Study Shows Link Between Lung Cancer and Air Quality
p>Exposure to air pollutants even at levels below current European limit values have been shown to increase the risk of lung cancer in a recent Europe wide study. Codenamed Escape the research took data from nine European countries covering a total of almost 313,000 people looking at long term exposure to nitrogen oxides and particulates. Over a period of 13 years 2,095 of the participants developed lung cancer.
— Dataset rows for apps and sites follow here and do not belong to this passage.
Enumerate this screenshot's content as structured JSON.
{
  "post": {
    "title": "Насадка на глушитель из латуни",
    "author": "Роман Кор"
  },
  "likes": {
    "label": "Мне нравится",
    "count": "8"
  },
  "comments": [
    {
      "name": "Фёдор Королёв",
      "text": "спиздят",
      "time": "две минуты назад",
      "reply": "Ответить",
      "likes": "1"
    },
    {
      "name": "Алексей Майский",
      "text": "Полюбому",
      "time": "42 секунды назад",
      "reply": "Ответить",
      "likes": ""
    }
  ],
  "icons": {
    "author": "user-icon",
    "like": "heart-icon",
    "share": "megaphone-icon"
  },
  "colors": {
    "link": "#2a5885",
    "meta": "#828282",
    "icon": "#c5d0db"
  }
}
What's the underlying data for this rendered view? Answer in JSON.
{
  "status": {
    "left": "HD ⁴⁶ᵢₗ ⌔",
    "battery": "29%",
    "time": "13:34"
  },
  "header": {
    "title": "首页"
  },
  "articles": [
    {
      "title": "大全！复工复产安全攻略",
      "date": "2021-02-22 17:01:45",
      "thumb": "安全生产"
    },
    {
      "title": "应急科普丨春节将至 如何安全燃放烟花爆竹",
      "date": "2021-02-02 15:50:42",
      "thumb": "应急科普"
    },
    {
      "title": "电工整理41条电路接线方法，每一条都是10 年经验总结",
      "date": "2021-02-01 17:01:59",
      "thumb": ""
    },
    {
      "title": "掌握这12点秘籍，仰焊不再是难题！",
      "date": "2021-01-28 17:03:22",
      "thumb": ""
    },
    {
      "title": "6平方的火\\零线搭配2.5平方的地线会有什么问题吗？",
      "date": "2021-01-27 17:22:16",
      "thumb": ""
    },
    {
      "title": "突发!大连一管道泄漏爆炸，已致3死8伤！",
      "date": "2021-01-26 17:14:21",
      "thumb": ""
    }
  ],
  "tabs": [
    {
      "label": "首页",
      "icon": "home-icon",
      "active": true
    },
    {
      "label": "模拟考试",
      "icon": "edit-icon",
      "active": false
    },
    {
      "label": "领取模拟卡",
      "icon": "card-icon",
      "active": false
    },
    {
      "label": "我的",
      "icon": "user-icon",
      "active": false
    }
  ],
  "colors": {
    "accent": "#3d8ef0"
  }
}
The researchers from the Danish Cancer Society Research Centre, found that the risk of lung cancer rose by 18% for every five micrograms per cubic metre increase in PM2.5 while a 10 microgram per cubic metre rise in PM10 increased the risk to 22%. There was no visible link with nitrogen oxide levels.
Lung cancer is the second most common cancer diagnosed in the UK, with around 42,000 people diagnosed in 2010. An estimated 86% of cases are believed to be a direct result of smoking. Other potential triggers include exposure to natural radon gas and asbestos in the workplace. The new study is likely to see air pollution added to the list as a recognised cause of the disease. The results are particularly concerning as risk was still present even at levels currently below limit values. Lead Scientist Dr Ole Raaschou-Nielsen, said: “We found no threshold below which there was no risk. The results showed a picture that ‘the more the worse, the less the better'” Air pollution was mostly linked to adenocarcinoma lung cancer, the only form of the disease to affect significant numbers of non-smokers.